  • Guidance on whether and in what mode the decision can be appealed, the right to waive an appeal, and the consequences of waiver
  • Signature with the name and position of the employee of the entity obliged to provide public information authorised to issue the decision, and
  • In the case of a decision against which an objection or complaint may be filed with the administrative court, guidance on:
    • The admissibility of filing an objection or complaint
    • The amount of the fee for filing a complaint or objection against the decision if it is a fixed fee, or the basis for calculating the fee if it is on a sliding scale
    • The party’s right to apply for an exemption from costs or right to assistance.

The case law pays particular attention to the need for correct and comprehensive justification of a negative decision. In such a situation, the relationship between the documentation that would be subject to disclosure and confidential information that impinges on the operation, profitability or competitiveness of a business, or the need to protect the privacy of a natural person, must be adequately described.

The party may file an appeal against a negative decision, which should be examined within 14 days. If the body fails to meet this deadline, the applicant may file a complaint against inaction with the province administrative court. In that case, it is not necessary to file a reminder, as in other administrative proceedings for inaction or protracted proceedings (Supreme Administrative Court judgment of 24 May 2022, case no. III OSK 4146/21, Lex no. 3588905).

When considering the appeal, the body will issue one of four determinations:

  • Uphold the appealed decision
  • Set aside the appealed decision in whole or in part and discontinue the first-instance proceeding in whole or in part
  • Discontinue the appeal
  • Set aside the appealed decision and remand the matter for reconsideration.

In the first three cases, the applicant has a right to file a complaint with the province administrative court within 30 days of obtaining the decision. In the last situation, the party can file an objection to the decision within 14 days of receipt. Interestingly, the second-instance authority cannot issue a decision complying with the party’s request, as no legal basis exists for executing a material and technical act via an administrative decision (Supreme Administrative Court in Lublin judgment of 20 June 2022, case no. II SA/Lu 507/02, Lex no. 738915).

It should be underlined that if the requested information is not public information, the body will only notify the applicant accordingly, but not issue a decision to deny access.

Entities obliged to provide public information

It may be surprising to learn that not just public bodies are obliged to provide public information, but also other entities that hold such information. Examples include a charitable organisation performing public tasks or a state-owned company disposing of public assets. But it must first be assessed whether an entity has the requested content and whether it is public information.

If the entity required to provide public information is not a public body, the Access to Public Information Act calls for the provisions discussed above to be applied as relevant.

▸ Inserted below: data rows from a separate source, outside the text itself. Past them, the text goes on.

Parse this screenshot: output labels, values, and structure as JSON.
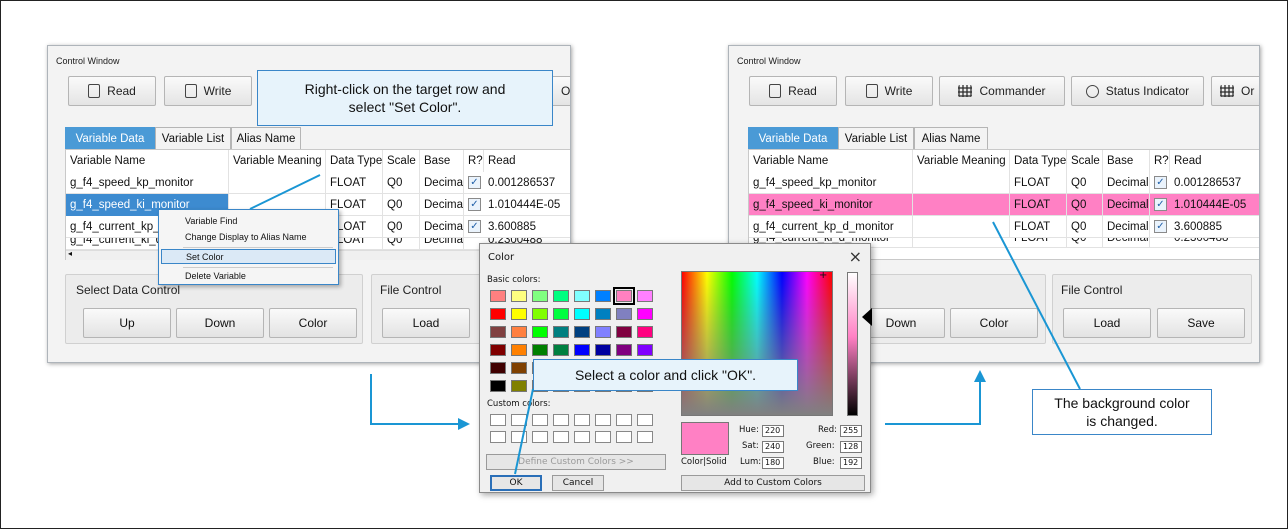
{
  "left": {
    "title": "Control Window",
    "toolbar": {
      "read": "Read",
      "write": "Write",
      "partial": "Or"
    },
    "tabs": [
      "Variable Data",
      "Variable List",
      "Alias Name"
    ],
    "columns": [
      "Variable Name",
      "Variable Meaning",
      "Data Type",
      "Scale",
      "Base",
      "R?",
      "Read"
    ],
    "rows": [
      {
        "name": "g_f4_speed_kp_monitor",
        "type": "FLOAT",
        "scale": "Q0",
        "base": "Decimal",
        "read": "0.001286537"
      },
      {
        "name": "g_f4_speed_ki_monitor",
        "type": "FLOAT",
        "scale": "Q0",
        "base": "Decimal",
        "read": "1.010444E-05"
      },
      {
        "name": "g_f4_current_kp_d_monitor",
        "type": "FLOAT",
        "scale": "Q0",
        "base": "Decimal",
        "read": "3.600885"
      },
      {
        "name": "g_f4_current_ki_d_monitor",
        "type": "FLOAT",
        "scale": "Q0",
        "base": "Decimal",
        "read": "0.2300488"
      }
    ],
    "select_group": {
      "label": "Select Data Control",
      "up": "Up",
      "down": "Down",
      "color": "Color"
    },
    "file_group": {
      "label": "File Control",
      "load": "Load"
    }
  },
  "context_menu": [
    "Variable Find",
    "Change Display to Alias Name",
    "Set Color",
    "Delete Variable"
  ],
  "callout_left": "Right-click on the target row and select \"Set Color\".",
  "callout_mid": "Select a color and click \"OK\".",
  "callout_right": "The background color is changed.",
  "right": {
    "title": "Control Window",
    "toolbar": {
      "read": "Read",
      "write": "Write",
      "commander": "Commander",
      "status": "Status Indicator",
      "partial": "Or"
    },
    "tabs": [
      "Variable Data",
      "Variable List",
      "Alias Name"
    ],
    "columns": [
      "Variable Name",
      "Variable Meaning",
      "Data Type",
      "Scale",
      "Base",
      "R?",
      "Read"
    ],
    "file_group": {
      "label": "File Control",
      "load": "Load",
      "save": "Save"
    },
    "buttons": {
      "down": "Down",
      "color": "Color"
    },
    "highlight_color": "#ff80c4"
  },
  "dialog": {
    "title": "Color",
    "basic_label": "Basic colors:",
    "custom_label": "Custom colors:",
    "define_btn": "Define Custom Colors >>",
    "ok": "OK",
    "cancel": "Cancel",
    "add_btn": "Add to Custom Colors",
    "color_solid": "Color|Solid",
    "hue_label": "Hue:",
    "hue": "220",
    "sat_label": "Sat:",
    "sat": "240",
    "lum_label": "Lum:",
    "lum": "180",
    "red_label": "Red:",
    "red": "255",
    "green_label": "Green:",
    "green": "128",
    "blue_label": "Blue:",
    "blue": "192",
    "close_glyph": "×",
    "basic_colors": [
      "#ff8080",
      "#ffff80",
      "#80ff80",
      "#00ff80",
      "#80ffff",
      "#0080ff",
      "#ff80c0",
      "#ff80ff",
      "#ff0000",
      "#ffff00",
      "#80ff00",
      "#00ff40",
      "#00ffff",
      "#0080c0",
      "#8080c0",
      "#ff00ff",
      "#804040",
      "#ff8040",
      "#00ff00",
      "#008080",
      "#004080",
      "#8080ff",
      "#800040",
      "#ff0080",
      "#800000",
      "#ff8000",
      "#008000",
      "#008040",
      "#0000ff",
      "#0000a0",
      "#800080",
      "#8000ff",
      "#400000",
      "#804000",
      "#004000",
      "#004040",
      "#000080",
      "#000040",
      "#400040",
      "#400080",
      "#000000",
      "#808000",
      "#808040",
      "#808080",
      "#408080",
      "#c0c0c0",
      "#400040",
      "#ffffff"
    ]
  }
}
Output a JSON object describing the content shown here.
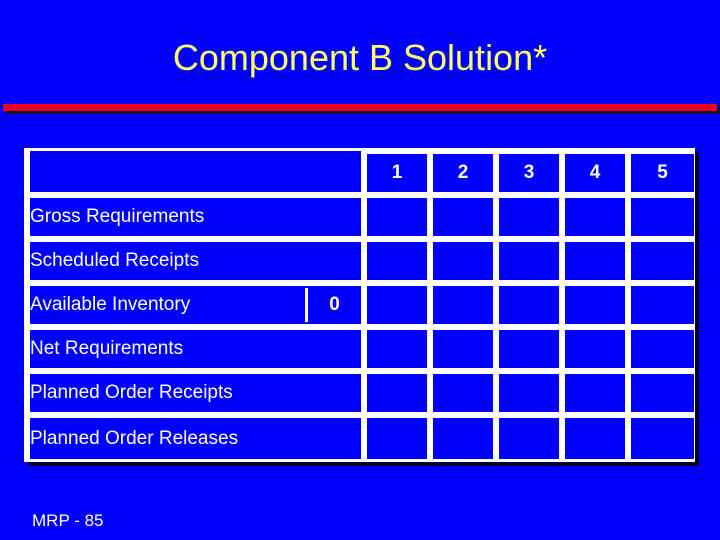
{
  "slide": {
    "title": "Component B Solution*",
    "footer": "MRP - 85",
    "background_color": "#0000FF",
    "title_color": "#FFFF66",
    "rule_color": "#EE0022",
    "text_color": "#FFFFFF"
  },
  "table": {
    "corner_header": "",
    "period_headers": [
      "1",
      "2",
      "3",
      "4",
      "5"
    ],
    "rows": [
      {
        "label": "Gross Requirements",
        "cells": [
          "",
          "",
          "",
          "",
          ""
        ]
      },
      {
        "label": "Scheduled Receipts",
        "cells": [
          "",
          "",
          "",
          "",
          ""
        ]
      },
      {
        "label": "Available Inventory",
        "on_hand": "0",
        "cells": [
          "",
          "",
          "",
          "",
          ""
        ]
      },
      {
        "label": "Net Requirements",
        "cells": [
          "",
          "",
          "",
          "",
          ""
        ]
      },
      {
        "label": "Planned Order Receipts",
        "cells": [
          "",
          "",
          "",
          "",
          ""
        ]
      },
      {
        "label": "Planned Order Releases",
        "cells": [
          "",
          "",
          "",
          "",
          ""
        ]
      }
    ]
  }
}
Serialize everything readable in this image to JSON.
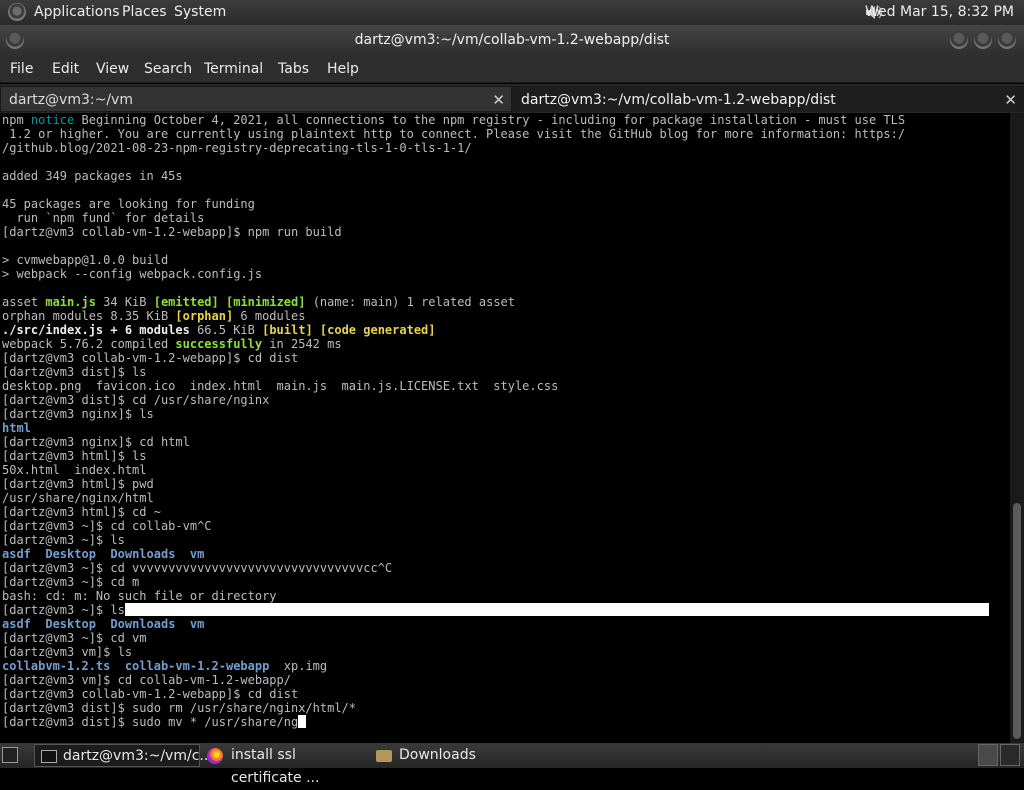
{
  "top_panel": {
    "menus": [
      "Applications",
      "Places",
      "System"
    ],
    "clock": "Wed Mar 15,  8:32 PM"
  },
  "window": {
    "title": "dartz@vm3:~/vm/collab-vm-1.2-webapp/dist"
  },
  "menu_bar": [
    "File",
    "Edit",
    "View",
    "Search",
    "Terminal",
    "Tabs",
    "Help"
  ],
  "tabs": [
    {
      "label": "dartz@vm3:~/vm",
      "active": false
    },
    {
      "label": "dartz@vm3:~/vm/collab-vm-1.2-webapp/dist",
      "active": true
    }
  ],
  "terminal": {
    "lines": [
      [
        {
          "t": "npm "
        },
        {
          "t": "notice",
          "c": "cyan"
        },
        {
          "t": " Beginning October 4, 2021, all connections to the npm registry - including for package installation - must use TLS"
        }
      ],
      [
        {
          "t": " 1.2 or higher. You are currently using plaintext http to connect. Please visit the GitHub blog for more information: https:/"
        }
      ],
      [
        {
          "t": "/github.blog/2021-08-23-npm-registry-deprecating-tls-1-0-tls-1-1/"
        }
      ],
      [
        {
          "t": ""
        }
      ],
      [
        {
          "t": "added 349 packages in 45s"
        }
      ],
      [
        {
          "t": ""
        }
      ],
      [
        {
          "t": "45 packages are looking for funding"
        }
      ],
      [
        {
          "t": "  run `npm fund` for details"
        }
      ],
      [
        {
          "t": "[dartz@vm3 collab-vm-1.2-webapp]$ npm run build"
        }
      ],
      [
        {
          "t": ""
        }
      ],
      [
        {
          "t": "> cvmwebapp@1.0.0 build"
        }
      ],
      [
        {
          "t": "> webpack --config webpack.config.js"
        }
      ],
      [
        {
          "t": ""
        }
      ],
      [
        {
          "t": "asset "
        },
        {
          "t": "main.js",
          "c": "green"
        },
        {
          "t": " 34 KiB "
        },
        {
          "t": "[emitted]",
          "c": "green"
        },
        {
          "t": " "
        },
        {
          "t": "[minimized]",
          "c": "green"
        },
        {
          "t": " (name: main) 1 related asset"
        }
      ],
      [
        {
          "t": "orphan modules 8.35 KiB "
        },
        {
          "t": "[orphan]",
          "c": "yellow"
        },
        {
          "t": " 6 modules"
        }
      ],
      [
        {
          "t": "./src/index.js + 6 modules",
          "c": "bold"
        },
        {
          "t": " 66.5 KiB "
        },
        {
          "t": "[built]",
          "c": "yellow"
        },
        {
          "t": " "
        },
        {
          "t": "[code generated]",
          "c": "yellow"
        }
      ],
      [
        {
          "t": "webpack 5.76.2 compiled "
        },
        {
          "t": "successfully",
          "c": "green"
        },
        {
          "t": " in 2542 ms"
        }
      ],
      [
        {
          "t": "[dartz@vm3 collab-vm-1.2-webapp]$ cd dist"
        }
      ],
      [
        {
          "t": "[dartz@vm3 dist]$ ls"
        }
      ],
      [
        {
          "t": "desktop.png  favicon.ico  index.html  main.js  main.js.LICENSE.txt  style.css"
        }
      ],
      [
        {
          "t": "[dartz@vm3 dist]$ cd /usr/share/nginx"
        }
      ],
      [
        {
          "t": "[dartz@vm3 nginx]$ ls"
        }
      ],
      [
        {
          "t": "html",
          "c": "blue"
        }
      ],
      [
        {
          "t": "[dartz@vm3 nginx]$ cd html"
        }
      ],
      [
        {
          "t": "[dartz@vm3 html]$ ls"
        }
      ],
      [
        {
          "t": "50x.html  index.html"
        }
      ],
      [
        {
          "t": "[dartz@vm3 html]$ pwd"
        }
      ],
      [
        {
          "t": "/usr/share/nginx/html"
        }
      ],
      [
        {
          "t": "[dartz@vm3 html]$ cd ~"
        }
      ],
      [
        {
          "t": "[dartz@vm3 ~]$ cd collab-vm^C"
        }
      ],
      [
        {
          "t": "[dartz@vm3 ~]$ ls"
        }
      ],
      [
        {
          "t": "asdf",
          "c": "blue"
        },
        {
          "t": "  "
        },
        {
          "t": "Desktop",
          "c": "blue"
        },
        {
          "t": "  "
        },
        {
          "t": "Downloads",
          "c": "blue"
        },
        {
          "t": "  "
        },
        {
          "t": "vm",
          "c": "blue"
        }
      ],
      [
        {
          "t": "[dartz@vm3 ~]$ cd vvvvvvvvvvvvvvvvvvvvvvvvvvvvvvvvcc^C"
        }
      ],
      [
        {
          "t": "[dartz@vm3 ~]$ cd m"
        }
      ],
      [
        {
          "t": "bash: cd: m: No such file or directory"
        }
      ],
      [
        {
          "t": "[dartz@vm3 ~]$ ls"
        },
        {
          "t": "",
          "c": "highlight"
        }
      ],
      [
        {
          "t": "asdf",
          "c": "blue"
        },
        {
          "t": "  "
        },
        {
          "t": "Desktop",
          "c": "blue"
        },
        {
          "t": "  "
        },
        {
          "t": "Downloads",
          "c": "blue"
        },
        {
          "t": "  "
        },
        {
          "t": "vm",
          "c": "blue"
        }
      ],
      [
        {
          "t": "[dartz@vm3 ~]$ cd vm"
        }
      ],
      [
        {
          "t": "[dartz@vm3 vm]$ ls"
        }
      ],
      [
        {
          "t": "collabvm-1.2.ts",
          "c": "blue"
        },
        {
          "t": "  "
        },
        {
          "t": "collab-vm-1.2-webapp",
          "c": "blue"
        },
        {
          "t": "  xp.img"
        }
      ],
      [
        {
          "t": "[dartz@vm3 vm]$ cd collab-vm-1.2-webapp/"
        }
      ],
      [
        {
          "t": "[dartz@vm3 collab-vm-1.2-webapp]$ cd dist"
        }
      ],
      [
        {
          "t": "[dartz@vm3 dist]$ sudo rm /usr/share/nginx/html/*"
        }
      ],
      [
        {
          "t": "[dartz@vm3 dist]$ sudo mv * /usr/share/ng"
        },
        {
          "t": "",
          "c": "cursor"
        }
      ]
    ]
  },
  "taskbar": {
    "items": [
      {
        "label": "dartz@vm3:~/vm/c...",
        "icon": "terminal-icon",
        "active": true
      },
      {
        "label": "install ssl certificate ...",
        "icon": "firefox-icon",
        "active": false
      },
      {
        "label": "Downloads",
        "icon": "folder-icon",
        "active": false
      }
    ]
  }
}
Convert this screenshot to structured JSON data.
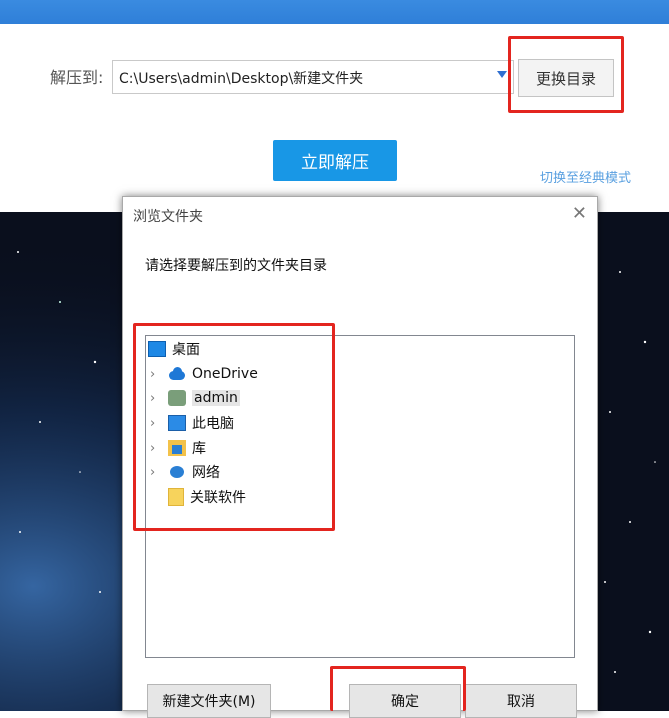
{
  "toolbar": {
    "extract_to_label": "解压到:",
    "path_value": "C:\\Users\\admin\\Desktop\\新建文件夹",
    "change_dir_label": "更换目录",
    "extract_now_label": "立即解压",
    "classic_mode_label": "切换至经典模式"
  },
  "dialog": {
    "title": "浏览文件夹",
    "close_glyph": "✕",
    "prompt": "请选择要解压到的文件夹目录",
    "tree": [
      {
        "label": "桌面",
        "icon": "desktop-icon",
        "expandable": false
      },
      {
        "label": "OneDrive",
        "icon": "cloud-icon",
        "expandable": true
      },
      {
        "label": "admin",
        "icon": "user-icon",
        "expandable": true,
        "selected": true
      },
      {
        "label": "此电脑",
        "icon": "computer-icon",
        "expandable": true
      },
      {
        "label": "库",
        "icon": "library-icon",
        "expandable": true
      },
      {
        "label": "网络",
        "icon": "network-icon",
        "expandable": true
      },
      {
        "label": "关联软件",
        "icon": "folder-icon",
        "expandable": false
      }
    ],
    "new_folder_label": "新建文件夹(M)",
    "ok_label": "确定",
    "cancel_label": "取消"
  },
  "colors": {
    "highlight": "#e3251f",
    "primary": "#1897e6",
    "link": "#5aa0e0"
  }
}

This means that if the entity refuses to make the information public or discontinues the proceeding involving the request, it will issue a decision that should retain the form of an administrative decision and ensure the possibility of reconsideration of the request by the addressee (Supreme Administrative Court judgments of 19 May 2017, case no. I OSK 2860/15, and 10 November 2017, I OSK 3312/15). Companies or foundations performing public tasks do not have an appellate body in the sense referred to in the Administrative Procedure Code, and therefore such a decision may be subject to a request for reconsideration, rather than an administrative appeal as in the case of public bodies. If the request is again denied, the applicant may file a complaint with the province administrative court.

Dominika Plewa-Rybacka, Dispute Resolution & Arbitration practice, Wardyński & Partners